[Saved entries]
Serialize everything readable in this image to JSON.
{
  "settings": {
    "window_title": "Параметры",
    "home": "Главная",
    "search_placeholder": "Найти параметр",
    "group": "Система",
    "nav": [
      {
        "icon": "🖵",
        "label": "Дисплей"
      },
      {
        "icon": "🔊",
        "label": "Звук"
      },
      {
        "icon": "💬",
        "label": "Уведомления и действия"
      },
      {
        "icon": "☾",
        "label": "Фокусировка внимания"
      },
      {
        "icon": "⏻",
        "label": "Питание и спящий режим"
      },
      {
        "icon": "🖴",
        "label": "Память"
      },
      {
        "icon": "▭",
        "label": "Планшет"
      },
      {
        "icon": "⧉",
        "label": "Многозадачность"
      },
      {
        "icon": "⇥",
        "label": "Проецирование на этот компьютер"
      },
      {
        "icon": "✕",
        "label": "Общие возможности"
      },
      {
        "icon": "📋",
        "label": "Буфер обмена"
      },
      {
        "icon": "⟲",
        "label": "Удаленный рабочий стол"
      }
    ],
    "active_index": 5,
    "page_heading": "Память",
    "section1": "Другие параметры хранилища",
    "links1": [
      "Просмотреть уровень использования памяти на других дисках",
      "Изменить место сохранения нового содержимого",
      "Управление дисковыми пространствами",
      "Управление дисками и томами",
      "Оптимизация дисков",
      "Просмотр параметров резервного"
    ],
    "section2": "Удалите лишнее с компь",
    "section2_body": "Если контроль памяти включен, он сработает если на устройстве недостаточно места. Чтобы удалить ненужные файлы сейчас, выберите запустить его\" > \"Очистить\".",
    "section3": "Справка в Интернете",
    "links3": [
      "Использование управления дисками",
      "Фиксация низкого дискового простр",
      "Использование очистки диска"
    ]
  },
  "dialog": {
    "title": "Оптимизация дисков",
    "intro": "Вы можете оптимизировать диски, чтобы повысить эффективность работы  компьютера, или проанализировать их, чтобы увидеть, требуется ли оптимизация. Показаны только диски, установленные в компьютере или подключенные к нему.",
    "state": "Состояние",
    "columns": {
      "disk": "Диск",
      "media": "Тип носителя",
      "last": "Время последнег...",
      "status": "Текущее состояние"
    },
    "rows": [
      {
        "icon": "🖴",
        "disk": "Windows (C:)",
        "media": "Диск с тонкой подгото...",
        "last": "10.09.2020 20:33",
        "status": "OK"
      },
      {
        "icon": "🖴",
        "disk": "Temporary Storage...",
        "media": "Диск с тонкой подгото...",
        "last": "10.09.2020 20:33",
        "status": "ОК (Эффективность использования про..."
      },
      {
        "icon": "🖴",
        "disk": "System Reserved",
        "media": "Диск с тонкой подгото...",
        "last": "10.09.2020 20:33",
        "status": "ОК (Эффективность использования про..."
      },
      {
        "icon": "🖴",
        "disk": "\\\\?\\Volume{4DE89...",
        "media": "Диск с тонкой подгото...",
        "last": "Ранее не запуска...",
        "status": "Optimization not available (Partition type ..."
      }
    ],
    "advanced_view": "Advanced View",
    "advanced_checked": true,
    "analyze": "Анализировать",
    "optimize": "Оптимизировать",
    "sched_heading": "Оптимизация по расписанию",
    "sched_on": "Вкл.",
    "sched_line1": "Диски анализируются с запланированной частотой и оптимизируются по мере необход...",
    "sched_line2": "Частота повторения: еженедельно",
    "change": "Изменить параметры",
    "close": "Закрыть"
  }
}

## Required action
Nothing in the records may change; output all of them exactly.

## Task output
Serialize everything readable in this image to JSON.
{
  "settings": {
    "window_title": "Параметры",
    "home": "Главная",
    "search_placeholder": "Найти параметр",
    "group": "Система",
    "nav": [
      {
        "icon": "🖵",
        "label": "Дисплей"
      },
      {
        "icon": "🔊",
        "label": "Звук"
      },
      {
        "icon": "💬",
        "label": "Уведомления и действия"
      },
      {
        "icon": "☾",
        "label": "Фокусировка внимания"
      },
      {
        "icon": "⏻",
        "label": "Питание и спящий режим"
      },
      {
        "icon": "🖴",
        "label": "Память"
      },
      {
        "icon": "▭",
        "label": "Планшет"
      },
      {
        "icon": "⧉",
        "label": "Многозадачность"
      },
      {
        "icon": "⇥",
        "label": "Проецирование на этот компьютер"
      },
      {
        "icon": "✕",
        "label": "Общие возможности"
      },
      {
        "icon": "📋",
        "label": "Буфер обмена"
      },
      {
        "icon": "⟲",
        "label": "Удаленный рабочий стол"
      }
    ],
    "active_index": 5,
    "page_heading": "Память",
    "section1": "Другие параметры хранилища",
    "links1": [
      "Просмотреть уровень использования памяти на других дисках",
      "Изменить место сохранения нового содержимого",
      "Управление дисковыми пространствами",
      "Управление дисками и томами",
      "Оптимизация дисков",
      "Просмотр параметров резервного"
    ],
    "section2": "Удалите лишнее с компь",
    "section2_body": "Если контроль памяти включен, он сработает если на устройстве недостаточно места. Чтобы удалить ненужные файлы сейчас, выберите запустить его\" > \"Очистить\".",
    "section3": "Справка в Интернете",
    "links3": [
      "Использование управления дисками",
      "Фиксация низкого дискового простр",
      "Использование очистки диска"
    ]
  },
  "dialog": {
    "title": "Оптимизация дисков",
    "intro": "Вы можете оптимизировать диски, чтобы повысить эффективность работы  компьютера, или проанализировать их, чтобы увидеть, требуется ли оптимизация. Показаны только диски, установленные в компьютере или подключенные к нему.",
    "state": "Состояние",
    "columns": {
      "disk": "Диск",
      "media": "Тип носителя",
      "last": "Время последнег...",
      "status": "Текущее состояние"
    },
    "rows": [
      {
        "icon": "🖴",
        "disk": "Windows (C:)",
        "media": "Диск с тонкой подгото...",
        "last": "10.09.2020 20:33",
        "status": "OK"
      },
      {
        "icon": "🖴",
        "disk": "Temporary Storage...",
        "media": "Диск с тонкой подгото...",
        "last": "10.09.2020 20:33",
        "status": "ОК (Эффективность использования про..."
      },
      {
        "icon": "🖴",
        "disk": "System Reserved",
        "media": "Диск с тонкой подгото...",
        "last": "10.09.2020 20:33",
        "status": "ОК (Эффективность использования про..."
      },
      {
        "icon": "🖴",
        "disk": "\\\\?\\Volume{4DE89...",
        "media": "Диск с тонкой подгото...",
        "last": "Ранее не запуска...",
        "status": "Optimization not available (Partition type ..."
      }
    ],
    "advanced_view": "Advanced View",
    "advanced_checked": true,
    "analyze": "Анализировать",
    "optimize": "Оптимизировать",
    "sched_heading": "Оптимизация по расписанию",
    "sched_on": "Вкл.",
    "sched_line1": "Диски анализируются с запланированной частотой и оптимизируются по мере необход...",
    "sched_line2": "Частота повторения: еженедельно",
    "change": "Изменить параметры",
    "close": "Закрыть"
  }
}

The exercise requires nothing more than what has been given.